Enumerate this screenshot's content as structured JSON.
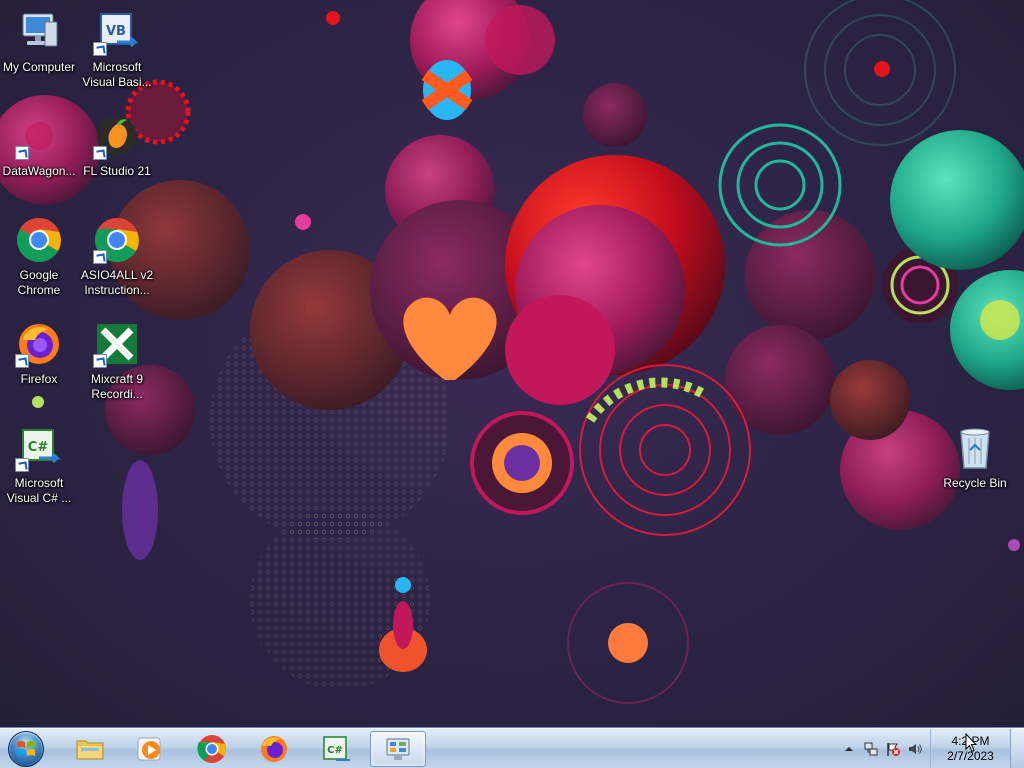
{
  "desktop": {
    "icons": [
      {
        "label": "My Computer",
        "icon": "computer-icon"
      },
      {
        "label": "Microsoft Visual Basi...",
        "icon": "vb-icon"
      },
      {
        "label": "DataWagon...",
        "icon": "datawagon-icon"
      },
      {
        "label": "FL Studio 21",
        "icon": "fl-studio-icon"
      },
      {
        "label": "Google Chrome",
        "icon": "chrome-icon"
      },
      {
        "label": "ASIO4ALL v2 Instruction...",
        "icon": "chrome-icon"
      },
      {
        "label": "Firefox",
        "icon": "firefox-icon"
      },
      {
        "label": "Mixcraft 9 Recordi...",
        "icon": "mixcraft-icon"
      },
      {
        "label": "Microsoft Visual C# ...",
        "icon": "csharp-icon"
      },
      {
        "label": "Recycle Bin",
        "icon": "recycle-bin-icon"
      }
    ]
  },
  "taskbar": {
    "pinned": [
      {
        "name": "Windows Explorer",
        "icon": "folder-icon"
      },
      {
        "name": "Windows Media Player",
        "icon": "media-player-icon"
      },
      {
        "name": "Google Chrome",
        "icon": "chrome-icon"
      },
      {
        "name": "Firefox",
        "icon": "firefox-icon"
      },
      {
        "name": "Microsoft Visual C#",
        "icon": "csharp-icon"
      },
      {
        "name": "Control Panel",
        "icon": "control-panel-icon",
        "active": true
      }
    ],
    "tray": {
      "icons": [
        "show-hidden-icons-arrow",
        "network-icon",
        "action-center-flag-icon",
        "volume-icon"
      ],
      "clock": {
        "time": "4:2 PM",
        "date": "2/7/2023"
      }
    }
  },
  "colors": {
    "taskbar_top": "#e2ecf7",
    "taskbar_bottom": "#a9c1de",
    "wallpaper_base": "#2c2444",
    "accent_magenta": "#c2185b",
    "accent_red": "#e3141c",
    "accent_teal": "#1fb89a"
  }
}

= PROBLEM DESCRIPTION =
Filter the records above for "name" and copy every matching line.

= OUTPUT OF THE TASK =
        "name": "Windows Explorer",
        "name": "Windows Media Player",
        "name": "Google Chrome",
        "name": "Firefox",
        "name": "Microsoft Visual C#",
        "name": "Control Panel",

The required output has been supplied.